SEM images for (a) non-DNA-encased MWNTs and (b) DNA-encased MWNTs. Upon DNA-encasement, the MWNTs are well-dispersed with few aggregates observed. AFM images (c,d) show well-dispersed DNA-encased MWNTs and also clearly show the curvature of MWNTs. Regions of MWNT broadening are likely sites of DNA localization. The diameter (determined from the height of the AFM images) and length distribution of DNA-encased MWNTs is shown in panels e and f.
© Copyright Policy - open-access
Related In: Results  -  Collection

License
Show All Figures
getmorefigures.php?uid=PMC2748720&req=5

fig2: SEM images for (a) non-DNA-encased MWNTs and (b) DNA-encased MWNTs. Upon DNA-encasement, the MWNTs are well-dispersed with few aggregates observed. AFM images (c,d) show well-dispersed DNA-encased MWNTs and also clearly show the curvature of MWNTs. Regions of MWNT broadening are likely sites of DNA localization. The diameter (determined from the height of the AFM images) and length distribution of DNA-encased MWNTs is shown in panels e and f.
Mentions: AFM and SEM images of DNA-encased MWNTs were obtained in order to assess to what extent aqueous solutions of DNA-encased MWNTs were monodispersed and to assess the size distribution for MWNTs in DNA-encased samples. 2a shows a typical SEM image of non-DNA-encased MWNTs while DNA-encased MWNTs are shown in 2b. Non-DNA-encased MWNTs form aggregates while samples of DNA-encased MWNTs are well dispersed, with mainly single nanotubes.
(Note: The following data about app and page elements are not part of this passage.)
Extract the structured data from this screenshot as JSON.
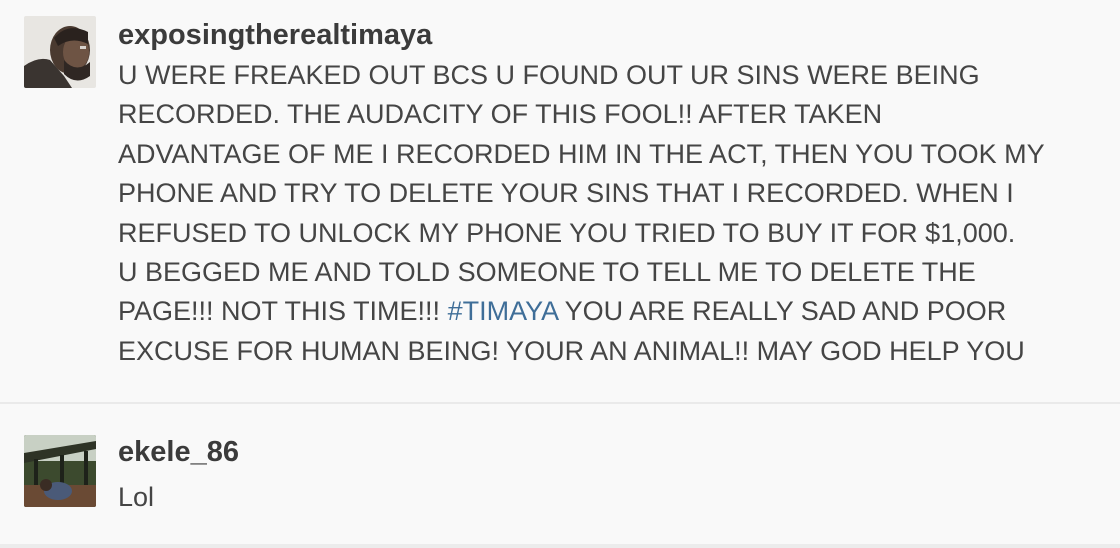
{
  "comments": [
    {
      "username": "exposingtherealtimaya",
      "lines": [
        "U WERE FREAKED OUT BCS U FOUND OUT UR SINS WERE BEING",
        "RECORDED. THE AUDACITY OF THIS FOOL!! AFTER TAKEN",
        "ADVANTAGE OF ME I RECORDED HIM IN THE ACT, THEN YOU TOOK MY",
        "PHONE AND TRY TO DELETE YOUR SINS THAT I RECORDED. WHEN I",
        "REFUSED TO UNLOCK MY PHONE YOU TRIED TO BUY IT FOR $1,000.",
        "U BEGGED ME AND TOLD SOMEONE TO TELL ME TO DELETE THE"
      ],
      "line7_before": "PAGE!!! NOT THIS TIME!!! ",
      "hashtag": "#TIMAYA",
      "line7_after": " YOU ARE REALLY SAD AND POOR",
      "line8": "EXCUSE FOR HUMAN BEING! YOUR AN ANIMAL!! MAY GOD HELP YOU"
    },
    {
      "username": "ekele_86",
      "text": "Lol"
    }
  ],
  "colors": {
    "username": "#3b3b3b",
    "text": "#454545",
    "hashtag": "#3f6e98",
    "background": "#f9f9f9"
  }
}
Regions of thickening of the MWNTs consistent with DNA binding were detected in AFM images for DNA-encased MWNTS. The presence of DNA on the MWNTs was verified by fluorescence quenching experiments (Supporting Information Figure S1).

Bottom Line: DNA-encasement resulted in a 3-fold reduction in the concentration of MWNTs required to impart a 10 degrees C temperature increase in bulk solution temperature.Nonmalignant tissues displayed no long-term damage from treatment.The results demonstrate that DNA-encased MWNTs are more efficient at converting nIR irradiation into heat compared to nonencased MWNTs and that DNA-encased MWNTs can be used safely and effectively for the selective thermal ablation of malignant tissue in vivo.

View Article: PubMed Central - PubMed

Affiliation: Department of Cancer Biology, Wake Forest University School of Medicine, Winston-Salem, NC 27157, USA.

ABSTRACT
Nanoparticles, including multiwalled carbon nanotubes (MWNTs), strongly absorb near-infrared (nIR) radiation and efficiently convert absorbed energy to released heat which can be used for localized hyperthermia applications. We demonstrate for the first time that DNA-encasement increases heat emission following nIR irradiation of MWNTs, and DNA-encased MWNTs can be used to safely eradicate a tumor mass in vivo. Upon irradiation of DNA-encased MWNTs, heat is generated with a linear dependence on irradiation time and laser power. DNA-encasement resulted in a 3-fold reduction in the concentration of MWNTs required to impart a 10 degrees C temperature increase in bulk solution temperature. A single treatment consisting of intratumoral injection of MWNTs (100 microL of a 500 microg/mL solution) followed by laser irradiation at 1064 nm, 2.5 W/cm(2) completely eradicated PC3 xenograft tumors in 8/8 (100%) of nude mice. Tumors that received only MWNT injection or laser irradiation showed growth rates indistinguishable from nontreated control tumors. Nonmalignant tissues displayed no long-term damage from treatment. The results demonstrate that DNA-encased MWNTs are more efficient at converting nIR irradiation into heat compared to nonencased MWNTs and that DNA-encased MWNTs can be used safely and effectively for the selective thermal ablation of malignant tissue in vivo.

Show MeSH
Related in: MedlinePlus